As generations of these Old Norse-speaking Scandinavian invaders became integrated with the Old English-speaking local populations, they and their children acquired Old English somewhat imperfectly, resulting in a grammatically simplified hybrid of the original languages that eventually developed into modern Everyday English by around the end of the 16th century.

Around the middle of the 18th century, a second style of English began to evolve: Formal English.

Due in part to a huge influx of Latin and Greek terms influenced by unprecedented advances in science and medicine, combined with the lack of any formalized rules of English grammar, well-meaning language scholars attempted to define and standardize English grammar in one fell swoop. Deciding that a version of English which more closely resembled Latin and Greek would be the most desirable, they attempted to transplant the rules of Latin grammar onto Everyday English. Because they were the first of their kind, the books they wrote became instant bestsellers, prompting many “experts” to get into the now-lucrative grammar business, some with little more qualification than the possession of an opinion or two.

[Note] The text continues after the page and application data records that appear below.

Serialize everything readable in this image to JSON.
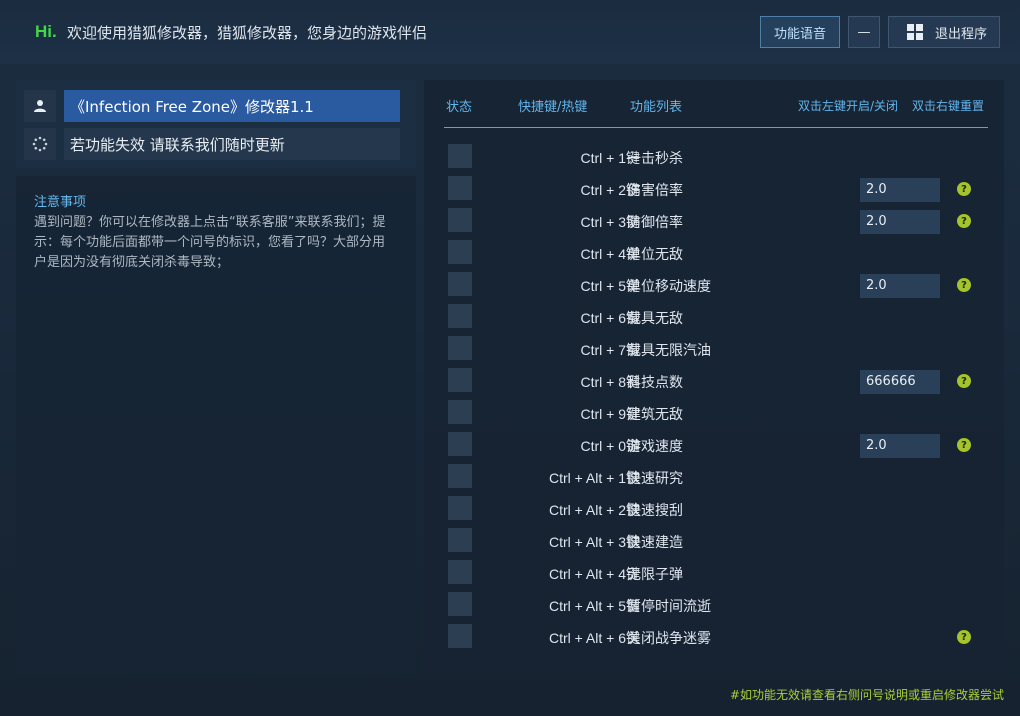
{
  "header": {
    "hi": "Hi.",
    "welcome": "欢迎使用猎狐修改器，猎狐修改器，您身边的游戏伴侣",
    "voice_button": "功能语音",
    "minimize_button": "—",
    "exit_button": "退出程序"
  },
  "left": {
    "trainer_title": "《Infection Free Zone》修改器1.1",
    "contact_text": "若功能失效  请联系我们随时更新",
    "notes_title": "注意事项",
    "notes_body": "遇到问题？你可以在修改器上点击“联系客服”来联系我们；提示：每个功能后面都带一个问号的标识，您看了吗？大部分用户是因为没有彻底关闭杀毒导致；"
  },
  "table": {
    "col_status": "状态",
    "col_hotkey": "快捷键/热键",
    "col_function": "功能列表",
    "col_dblleft": "双击左键开启/关闭",
    "col_dblright": "双击右键重置",
    "rows": [
      {
        "hotkey": "Ctrl + 1键",
        "name": "一击秒杀",
        "value": null,
        "help": false
      },
      {
        "hotkey": "Ctrl + 2键",
        "name": "伤害倍率",
        "value": "2.0",
        "help": true
      },
      {
        "hotkey": "Ctrl + 3键",
        "name": "防御倍率",
        "value": "2.0",
        "help": true
      },
      {
        "hotkey": "Ctrl + 4键",
        "name": "单位无敌",
        "value": null,
        "help": false
      },
      {
        "hotkey": "Ctrl + 5键",
        "name": "单位移动速度",
        "value": "2.0",
        "help": true
      },
      {
        "hotkey": "Ctrl + 6键",
        "name": "载具无敌",
        "value": null,
        "help": false
      },
      {
        "hotkey": "Ctrl + 7键",
        "name": "载具无限汽油",
        "value": null,
        "help": false
      },
      {
        "hotkey": "Ctrl + 8键",
        "name": "科技点数",
        "value": "666666",
        "help": true
      },
      {
        "hotkey": "Ctrl + 9键",
        "name": "建筑无敌",
        "value": null,
        "help": false
      },
      {
        "hotkey": "Ctrl + 0键",
        "name": "游戏速度",
        "value": "2.0",
        "help": true
      },
      {
        "hotkey": "Ctrl + Alt + 1键",
        "name": "快速研究",
        "value": null,
        "help": false
      },
      {
        "hotkey": "Ctrl + Alt + 2键",
        "name": "快速搜刮",
        "value": null,
        "help": false
      },
      {
        "hotkey": "Ctrl + Alt + 3键",
        "name": "快速建造",
        "value": null,
        "help": false
      },
      {
        "hotkey": "Ctrl + Alt + 4键",
        "name": "无限子弹",
        "value": null,
        "help": false
      },
      {
        "hotkey": "Ctrl + Alt + 5键",
        "name": "暂停时间流逝",
        "value": null,
        "help": false
      },
      {
        "hotkey": "Ctrl + Alt + 6键",
        "name": "关闭战争迷雾",
        "value": null,
        "help": true
      }
    ],
    "help_glyph": "?"
  },
  "footer": "#如功能无效请查看右侧问号说明或重启修改器尝试"
}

But Latin grammar rules for English weren’t always a good fit. It was often the case, and still is, that Everyday English, which had developed organically over many generations, was very resistant to the transplanted Latin rules, which rightly seemed artificial, unnatural, and even arbitrary. Indeed Latin grammar, with its strict grammatical rules about how words are formed and how they may be combined, had much more in common with Old English than Everyday English. Many of these rules, especially regarding case endings for nouns, had disappeared from Everyday English many hundreds of years before, and bringing them back suddenly was a tall order, an unholy marriage of sorts, which would have long lasting implications for both Englishes.

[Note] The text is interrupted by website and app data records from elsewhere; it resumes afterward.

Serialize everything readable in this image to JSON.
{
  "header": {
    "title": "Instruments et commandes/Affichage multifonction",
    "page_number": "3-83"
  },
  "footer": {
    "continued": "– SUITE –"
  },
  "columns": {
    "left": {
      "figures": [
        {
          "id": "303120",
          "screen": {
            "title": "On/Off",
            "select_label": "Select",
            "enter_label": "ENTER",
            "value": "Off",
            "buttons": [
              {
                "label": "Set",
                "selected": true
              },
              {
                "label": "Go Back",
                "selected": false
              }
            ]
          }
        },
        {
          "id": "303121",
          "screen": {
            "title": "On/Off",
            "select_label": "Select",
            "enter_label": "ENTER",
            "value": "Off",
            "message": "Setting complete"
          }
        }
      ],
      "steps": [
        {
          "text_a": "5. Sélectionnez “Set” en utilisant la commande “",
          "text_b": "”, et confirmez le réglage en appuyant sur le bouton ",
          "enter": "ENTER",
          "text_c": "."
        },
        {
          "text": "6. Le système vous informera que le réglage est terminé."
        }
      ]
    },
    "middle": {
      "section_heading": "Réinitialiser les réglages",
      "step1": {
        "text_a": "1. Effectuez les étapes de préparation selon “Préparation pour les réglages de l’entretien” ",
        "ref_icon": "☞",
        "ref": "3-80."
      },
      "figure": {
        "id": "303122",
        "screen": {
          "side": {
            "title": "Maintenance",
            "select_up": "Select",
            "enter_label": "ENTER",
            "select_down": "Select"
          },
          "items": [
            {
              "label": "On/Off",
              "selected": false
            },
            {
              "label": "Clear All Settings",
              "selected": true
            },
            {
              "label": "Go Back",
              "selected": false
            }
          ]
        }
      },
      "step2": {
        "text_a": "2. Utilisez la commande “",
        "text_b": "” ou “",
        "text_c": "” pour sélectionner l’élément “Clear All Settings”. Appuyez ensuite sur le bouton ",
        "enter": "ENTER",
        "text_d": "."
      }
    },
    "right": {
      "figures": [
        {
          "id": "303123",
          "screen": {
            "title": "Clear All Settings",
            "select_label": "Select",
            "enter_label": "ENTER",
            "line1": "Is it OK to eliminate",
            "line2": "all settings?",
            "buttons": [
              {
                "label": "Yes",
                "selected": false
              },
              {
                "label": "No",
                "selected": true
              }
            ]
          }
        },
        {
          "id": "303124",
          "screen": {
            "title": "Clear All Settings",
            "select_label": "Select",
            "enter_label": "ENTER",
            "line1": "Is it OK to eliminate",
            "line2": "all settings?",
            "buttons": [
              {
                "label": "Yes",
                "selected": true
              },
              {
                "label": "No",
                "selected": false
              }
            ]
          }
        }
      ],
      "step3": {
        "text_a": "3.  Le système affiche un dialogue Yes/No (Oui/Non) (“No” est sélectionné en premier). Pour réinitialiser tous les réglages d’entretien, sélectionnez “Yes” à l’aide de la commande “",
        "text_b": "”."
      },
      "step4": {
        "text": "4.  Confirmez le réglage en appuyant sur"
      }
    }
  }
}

Today 200 years later, Everyday English and Formal English are still resisting each other, fighting a war for dominance. But that doesn’t have to be a problem for us, because it is a phoney war, and we are going to prevail by becoming experts at both versions.

In many ways Everyday English and Formal English are a like two different languages—fine—then that is how we shall treat them. All languages and all styles and dialects within a given language follow certain grammatical rules—including sign language, computer languages, and even text messaging. These rules form the link between the sounds and written letters of language and the real-world events and situations that language attempts to describe. Formal English has some rules that aren’t found in Everyday English and vice versa. When we gain a solid understanding of Our Two Englishes and master the differences we will realize that that there is really no such thing as bad grammar—just different grammar. We will also see that the similarities between Our Two Englishes are greater than the differences.

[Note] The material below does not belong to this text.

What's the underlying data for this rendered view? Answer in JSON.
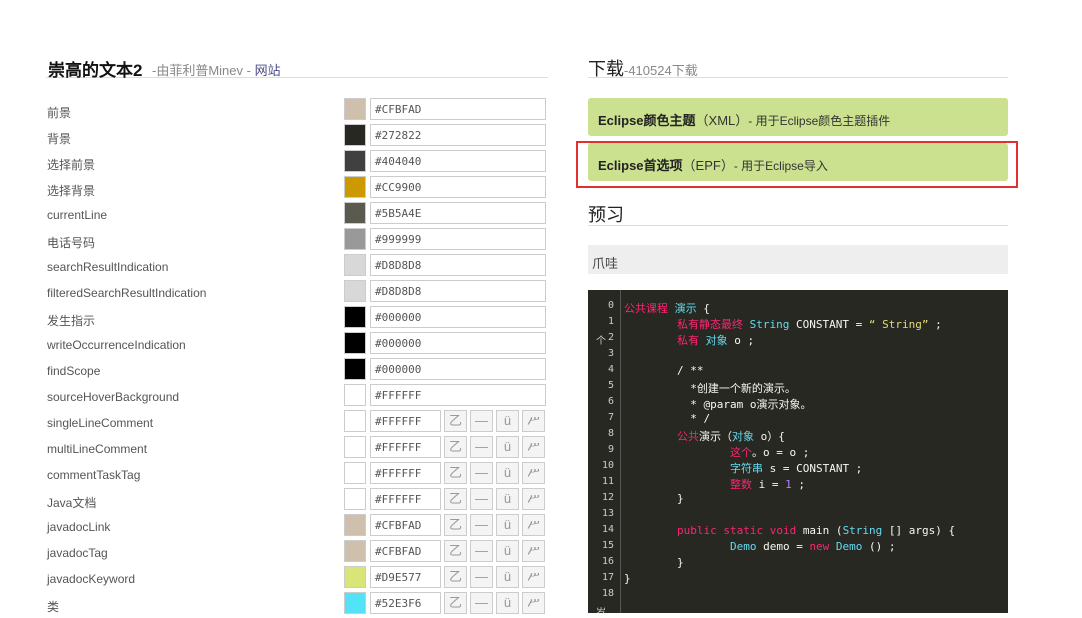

And don’t be fooled into thinking that just because Our Two Englishes lack some of the more complex rules that other languages have in abundance, they are inferior or deficient in any way—they are not. Our Two Englishes rely more on context, implication, and the experience of their speakers than most other languages. That’s OK. The rules are there, they are just different. We will master them and wield the Two Englishes—OUR Two Englishes—like weapons, conquering any challenge that is set before us.